----- Records for this exercise
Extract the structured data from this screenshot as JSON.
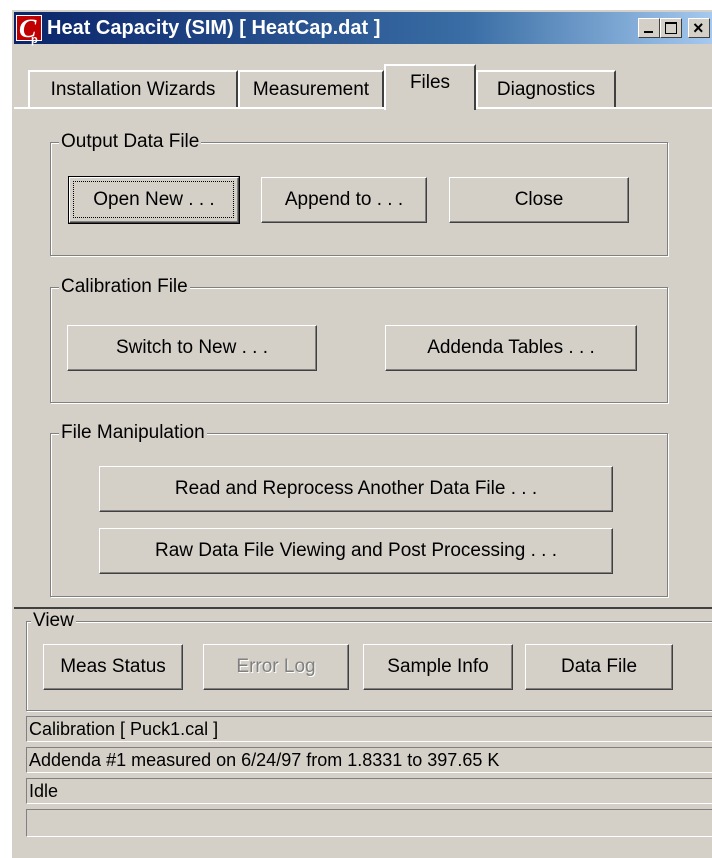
{
  "window": {
    "title": "Heat Capacity (SIM)   [ HeatCap.dat ]",
    "icon": "cp-app-icon",
    "icon_letters": {
      "main": "C",
      "sub": "p"
    }
  },
  "tabs": [
    {
      "label": "Installation Wizards",
      "active": false
    },
    {
      "label": "Measurement",
      "active": false
    },
    {
      "label": "Files",
      "active": true
    },
    {
      "label": "Diagnostics",
      "active": false
    }
  ],
  "output_data_file": {
    "label": "Output Data File",
    "open_new": "Open New . . .",
    "append_to": "Append to . . .",
    "close": "Close"
  },
  "calibration_file": {
    "label": "Calibration File",
    "switch_to_new": "Switch to New . . .",
    "addenda_tables": "Addenda Tables . . ."
  },
  "file_manipulation": {
    "label": "File Manipulation",
    "read_reprocess": "Read and Reprocess Another Data File . . .",
    "raw_data_viewing": "Raw Data File Viewing and Post Processing . . ."
  },
  "view": {
    "label": "View",
    "meas_status": "Meas Status",
    "error_log": "Error Log",
    "sample_info": "Sample Info",
    "data_file": "Data File"
  },
  "status_lines": [
    "Calibration [ Puck1.cal ]",
    "Addenda #1 measured on 6/24/97 from 1.8331 to 397.65 K",
    "Idle",
    ""
  ]
}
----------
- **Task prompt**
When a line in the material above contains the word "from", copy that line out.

- **Final answer**
Extract the structured data from this screenshot as JSON.
    "Addenda #1 measured on 6/24/97 from 1.8331 to 397.65 K",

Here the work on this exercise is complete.